He laughed, much to her irritation. “That’s because you haven’t decided yet what you’re going to do to stop it. You’re still wrapped up in the possible consequences of defending yourself. When you get to the point where you can see things more clearly, knowledge will be very useful.”
“And how do you know all this?”
“I just do. But, you know, worst case scenario, you could say ‘to Hell with it’ and knock one of them out because you feel like it. I guarantee he won’t come near you again.” They both laughed.
* * *

…Some say there’s no hope at all but I know… Chasen’s a nice band to wake up to… Rise up when it gets us down. It’ll be the voice in a blaring crowd… Your love will lead us home. It goes on and on and on and on…Man, I wish I could just stay home today. Finish listening to this song, cut the radio off and go back to sleep…Of course, to do that, I would first have to get up…Oh well.
Cautiously opening her eyes, she squinted against the sunlight streaming around one side of her curtain and swore for the umpteenth time to weigh that side of the curtain down with something so it wouldn’t shift with the air from the vent. Groan. She wiped the crusty stuff from her eyes. B day, and all the bull that goes with it. Its first period with Kyle and Trey, then fourth period with Braden and Andrew, but at least I shouldn’t see any of them at lunch today. Grunt. “Shouldn’t” being the key word there. Rolling herself out and onto her feet, she was out the door just behind her brother.
“About time, Sleepy-Head,” he teased her with a mischievous grin.
“Oh, please,” she smirked. “You were one minute ahead of me and you know it.”
“But I was ahead of you. And, to think, you got a whole 30 minutes more sleep not having to ride the bus today.”

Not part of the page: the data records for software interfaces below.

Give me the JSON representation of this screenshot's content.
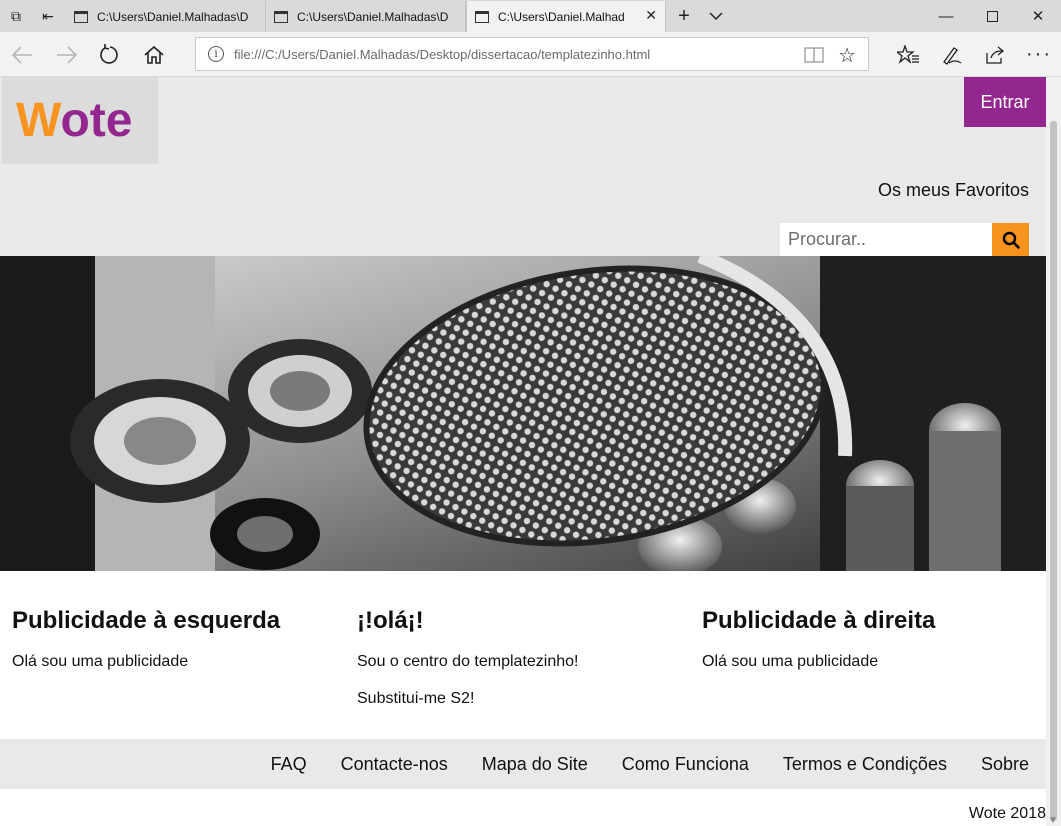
{
  "browser": {
    "tabs": [
      {
        "title": "C:\\Users\\Daniel.Malhadas\\D"
      },
      {
        "title": "C:\\Users\\Daniel.Malhadas\\D"
      },
      {
        "title": "C:\\Users\\Daniel.Malhad",
        "active": true
      }
    ],
    "url": "file:///C:/Users/Daniel.Malhadas/Desktop/dissertacao/templatezinho.html"
  },
  "header": {
    "logo_first": "W",
    "logo_rest": "ote",
    "login_label": "Entrar",
    "favorites_label": "Os meus Favoritos",
    "search_placeholder": "Procurar.."
  },
  "columns": [
    {
      "title": "Publicidade à esquerda",
      "lines": [
        "Olá sou uma publicidade"
      ]
    },
    {
      "title": "¡!olá¡!",
      "lines": [
        "Sou o centro do templatezinho!",
        "Substitui-me S2!"
      ]
    },
    {
      "title": "Publicidade à direita",
      "lines": [
        "Olá sou uma publicidade"
      ]
    }
  ],
  "footer": {
    "links": [
      "FAQ",
      "Contacte-nos",
      "Mapa do Site",
      "Como Funciona",
      "Termos e Condições",
      "Sobre"
    ],
    "copyright": "Wote 2018"
  },
  "colors": {
    "orange": "#f7931e",
    "purple": "#93278f",
    "header_bg": "#e9e9e9"
  }
}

“Yeah, yeah.” Climbing into the passenger seat of his car and tossing her bag in the back, she muttered, “I hate school.”
“Me, too. Fortunately, this year at least is almost over.”

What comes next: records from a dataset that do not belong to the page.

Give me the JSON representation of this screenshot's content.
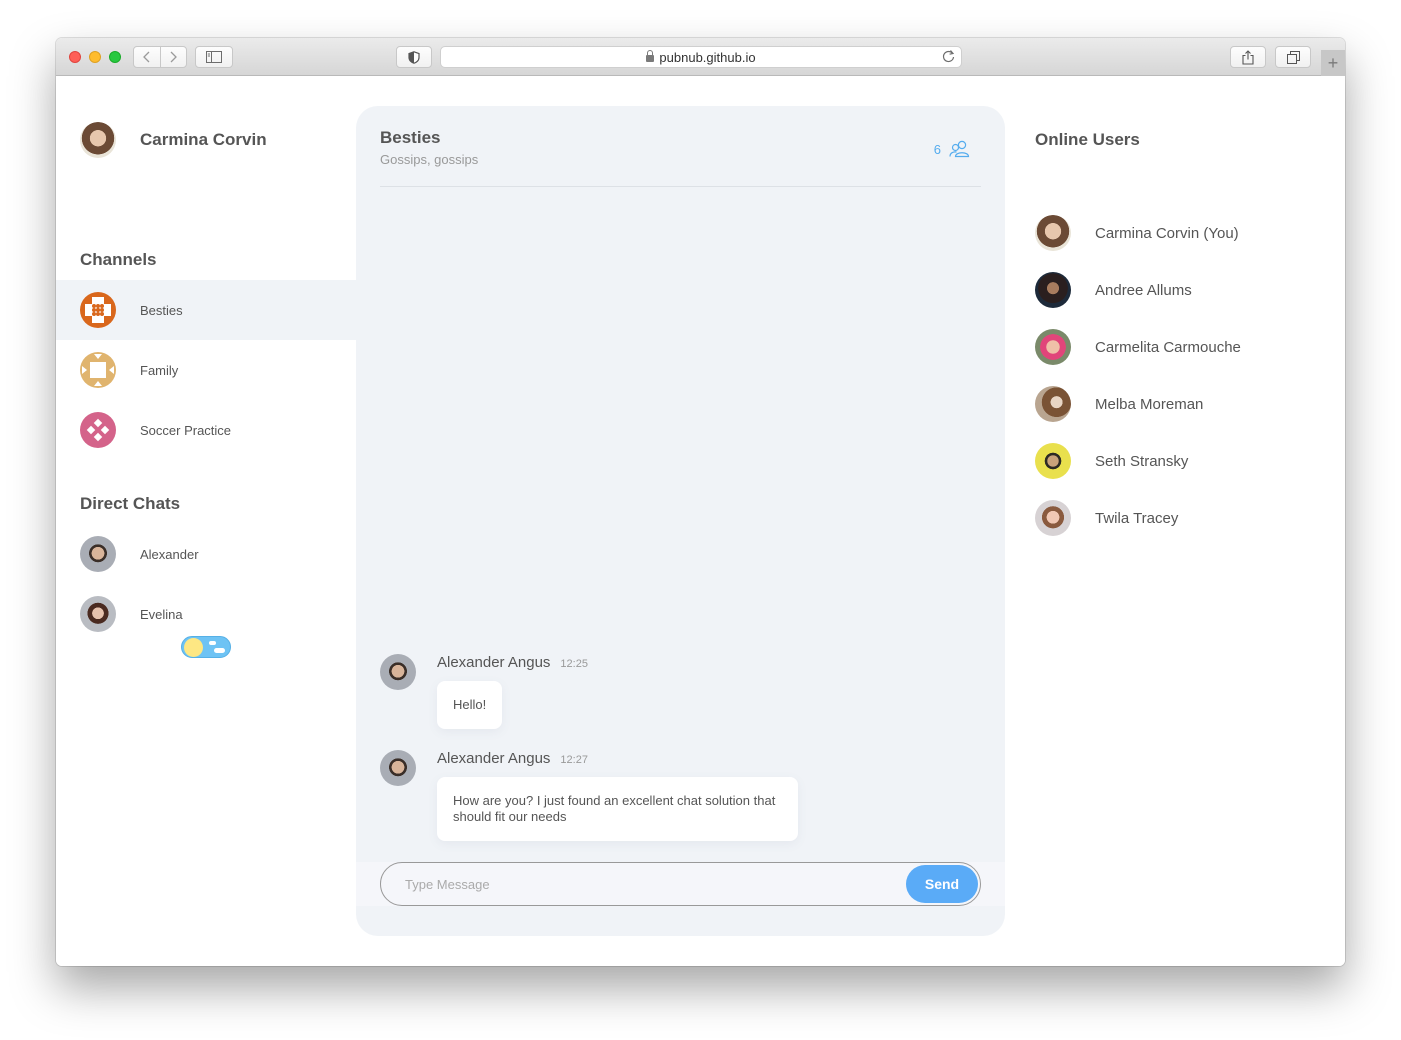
{
  "browser": {
    "url": "pubnub.github.io",
    "icons": {
      "back": "chevron-left-icon",
      "forward": "chevron-right-icon",
      "sidebar": "sidebar-icon",
      "privacy": "shield-icon",
      "reload": "reload-icon",
      "share": "share-icon",
      "tabs": "tabs-icon",
      "new_tab": "plus-icon"
    }
  },
  "profile": {
    "name": "Carmina Corvin"
  },
  "channels": {
    "title": "Channels",
    "items": [
      {
        "label": "Besties",
        "active": true,
        "color": "#d9671c"
      },
      {
        "label": "Family",
        "active": false,
        "color": "#e0b46e"
      },
      {
        "label": "Soccer Practice",
        "active": false,
        "color": "#d4638a"
      }
    ]
  },
  "direct_chats": {
    "title": "Direct Chats",
    "items": [
      {
        "label": "Alexander"
      },
      {
        "label": "Evelina"
      }
    ]
  },
  "theme_toggle": {
    "mode": "light"
  },
  "chat": {
    "title": "Besties",
    "description": "Gossips, gossips",
    "member_count": "6",
    "messages": [
      {
        "sender": "Alexander Angus",
        "time": "12:25",
        "text": "Hello!"
      },
      {
        "sender": "Alexander Angus",
        "time": "12:27",
        "text": "How are you? I just found an excellent chat solution that should fit our needs"
      }
    ],
    "composer": {
      "placeholder": "Type Message",
      "value": "",
      "send_label": "Send"
    }
  },
  "online_users": {
    "title": "Online Users",
    "items": [
      {
        "label": "Carmina Corvin (You)"
      },
      {
        "label": "Andree Allums"
      },
      {
        "label": "Carmelita Carmouche"
      },
      {
        "label": "Melba Moreman"
      },
      {
        "label": "Seth Stransky"
      },
      {
        "label": "Twila Tracey"
      }
    ]
  },
  "colors": {
    "accent": "#5aabf7",
    "panel_bg": "#f0f3f7",
    "text": "#555555"
  }
}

“Yes, and then I have two more.”
“Well yeah, but…anyway, let’s go.”
I’m going to have to make a point of coming back here one day with a digital camera. Such a wonderful view in most any direction that it almost begs the question as to how such beauty can exist somewhere that lets such bad things happen. A mask? She looked above the passing trees at the exposed rock face of one of the nearby mountains. Not having a camera, I’d love to sit out here sometime and draw the mountains, sky, and endless trees. If I ever got the time that is, and was in the mood to draw at the same time… As they rounded a turn, she looked down at a dirt road winding through the woods. I wonder if people really live down these roads. Four-wheel drives—gotta love ‘em, ‘cause Lord knows, it’s the only way you’re gonna get in or out of there after a storm like that one we had a couple weeks ago. Still immersed in her thoughts when they pulled into the parking lot of Battered Rock High School, she was struck anew by just how many people can be in a given space without being part of an event. Some thousand students here I think someone said.

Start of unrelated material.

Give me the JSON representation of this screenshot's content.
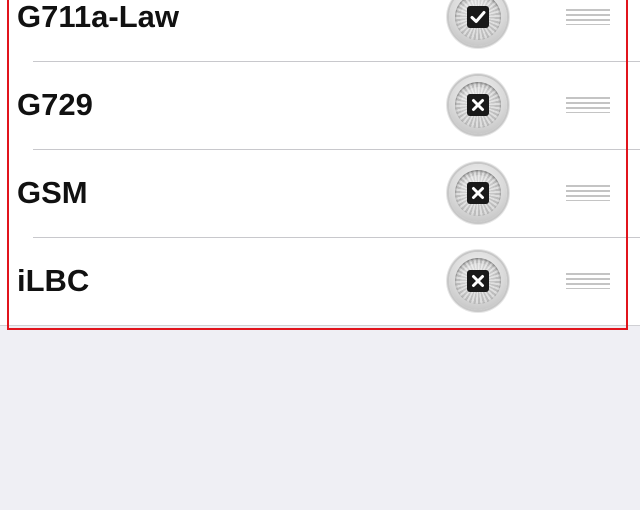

“I’m going to say hi to Scott. See you in a couple minutes.”
“See ya.” Got fifteen minutes ‘til the bell rings. Wonder what’s for breakfast today, and will I need those cereal bars before lunch. Heading for the cafeteria, she stepped around people and groups without conscious thought. Oh, crap! There’s a test in Psychology today that I completely forgot about. Guess I’ll be spending part of Study Hall looking at my notes… Walking between a big-wheel truck and a low-rider, she stepped around another group of students.
“Hey, Lauren. How you doin’?”
Turning, she came face to face with Kyle and froze. He was still leaning casually against the back passenger-side door, yet there seemed a sort of tension in his muscles as if he was ready to move at a moment’s notice. She knew her face had gone pale. Why is he out here? I never see him out here this early. As the realization dawned that he may have been waiting for her, she started to walk away.
“Why’re you scared? I’m not gonna hurt you.”
He was laughing at her. It was tempting to rip into him just for that, but she continued to walk. She knew somehow that he wasn’t going to just let her go...